  5. Develop and submit proposals to speak at statewide conferences hosted by major stakeholders (Special Education Directors, State’s School Board Association). Share the concept of the local SEPAC and describe how it can improve local services.
  6. Build partnerships with other organizations whose missions include parents as advisors for change (see Part II: Chapter 3).
  7. Leverage requirements for ESSA’s emphasis on parent engagement to help establish local SEPACs in your state (see ESSA in section below in this chapter).

Part II: A Guide for Local Action | Chapter 2: The Role of Parent Centers in Supporting SEPACs


ESSA: From Parent ‘Involvement’ to Parent ‘Engagement’

The Every Student Succeeds Act (ESSA) was signed into law in 2015, replacing the No Child Left Behind Act. This bipartisan measure reauthorized the 50-year-old Elementary and Secondary Education Act (ESEA), the national education law reaffirming a commitment to equal opportunity for all students.

Parent and family engagement and consultation have always been a key piece of the law, focused on the low-income parents of ‘Title I-participating’ children. New language in ESSA emphasizes an important shift—no longer is it acceptable for schools to simply have parent ‘involvement,’ the law now requires parent ‘engagement’ – a much higher standard.

The state and local ESSA Plan is often overlooked as a vehicle for special education parent engagement. ESSA specially mentions that school districts MAY establish a parent advisory board to represent families in evaluating school policy. SEPACs can be an important resource in helping states meet the goals spelled out in their ESSA plans. In fact, in California the ESSA plan specifically mentions that state’s local parent advisory councils.

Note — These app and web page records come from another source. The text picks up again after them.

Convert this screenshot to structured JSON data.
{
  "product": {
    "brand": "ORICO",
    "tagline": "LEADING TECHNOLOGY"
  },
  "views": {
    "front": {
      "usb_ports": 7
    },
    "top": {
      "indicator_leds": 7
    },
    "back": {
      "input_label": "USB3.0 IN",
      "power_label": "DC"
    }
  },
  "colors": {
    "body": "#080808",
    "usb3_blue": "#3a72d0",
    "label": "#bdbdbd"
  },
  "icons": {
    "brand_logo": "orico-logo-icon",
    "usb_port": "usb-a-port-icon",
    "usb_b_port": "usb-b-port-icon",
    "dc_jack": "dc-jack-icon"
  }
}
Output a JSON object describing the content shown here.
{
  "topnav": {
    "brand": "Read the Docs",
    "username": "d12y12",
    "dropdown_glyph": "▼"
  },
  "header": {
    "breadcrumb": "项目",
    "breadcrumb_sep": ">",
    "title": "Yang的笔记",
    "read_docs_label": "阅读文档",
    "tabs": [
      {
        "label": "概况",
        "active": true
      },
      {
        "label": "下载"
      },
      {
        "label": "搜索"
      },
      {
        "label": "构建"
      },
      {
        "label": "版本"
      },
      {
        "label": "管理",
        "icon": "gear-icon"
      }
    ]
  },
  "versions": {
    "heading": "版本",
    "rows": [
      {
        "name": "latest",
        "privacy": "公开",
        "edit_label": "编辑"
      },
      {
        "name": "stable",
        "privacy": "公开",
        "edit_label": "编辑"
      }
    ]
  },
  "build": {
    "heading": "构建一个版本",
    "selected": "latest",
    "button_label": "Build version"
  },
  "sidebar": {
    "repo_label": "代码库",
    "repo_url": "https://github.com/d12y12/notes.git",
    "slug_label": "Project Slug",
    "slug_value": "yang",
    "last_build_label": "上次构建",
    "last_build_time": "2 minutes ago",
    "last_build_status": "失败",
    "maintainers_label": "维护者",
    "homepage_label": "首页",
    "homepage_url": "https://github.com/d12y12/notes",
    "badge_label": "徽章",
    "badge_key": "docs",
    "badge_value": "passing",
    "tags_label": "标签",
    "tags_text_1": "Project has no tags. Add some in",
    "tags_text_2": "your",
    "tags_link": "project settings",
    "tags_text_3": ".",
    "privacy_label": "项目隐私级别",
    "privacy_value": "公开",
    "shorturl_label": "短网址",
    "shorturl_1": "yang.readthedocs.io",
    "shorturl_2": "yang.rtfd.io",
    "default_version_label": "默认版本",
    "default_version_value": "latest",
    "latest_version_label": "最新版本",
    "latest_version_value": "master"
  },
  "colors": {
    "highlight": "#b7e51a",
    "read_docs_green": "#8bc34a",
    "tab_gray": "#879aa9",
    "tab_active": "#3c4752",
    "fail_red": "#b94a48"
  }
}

“If they are getting Title 1 funds, they have to have a parent advisory group. In Maine, there is a rubric for parent involvement through ESSA that includes a parent and family engagement policy, but no one is enforcing that.”

– Carrie Woodcock, Maine Parent Federation

Did you know?

  • Title I schools must develop a written policy on parent and family engagement, developed jointly with families.
  • Schools may receive Title I funding only if they conduct outreach to ALL parents.
  • Title I schools are required to coordinate and integrate parent engagement activities with other relevant programs.
  • When ‘Parent involvement’ is one of the outcome measures in a state’s ESSA plan, local SEPACs can be an effective strategy.
  • The law requires that districts build dual capacity. As such, they must provide specialized training to teachers and school leaders, with the assistance of parents, about the value of parental input and how to work with parents as equal partners.

TIP: Parent Centers can access funding through the local district or the state ESSA plan to help develop SEPACs at the local level.

“We are a vast rural state with a small population, so some districts have one advisory group to serve several functions. We have a lot of districts with Title I funding, so they have a parent advisory function, but it may not be specific to special education.”

– Carla Miller, South Dakota Parent Connection, South Dakota

To learn more: https://www.ecs.org/wp-content/uploads/ESSA-Quick-guides-on-top-issues.pdf.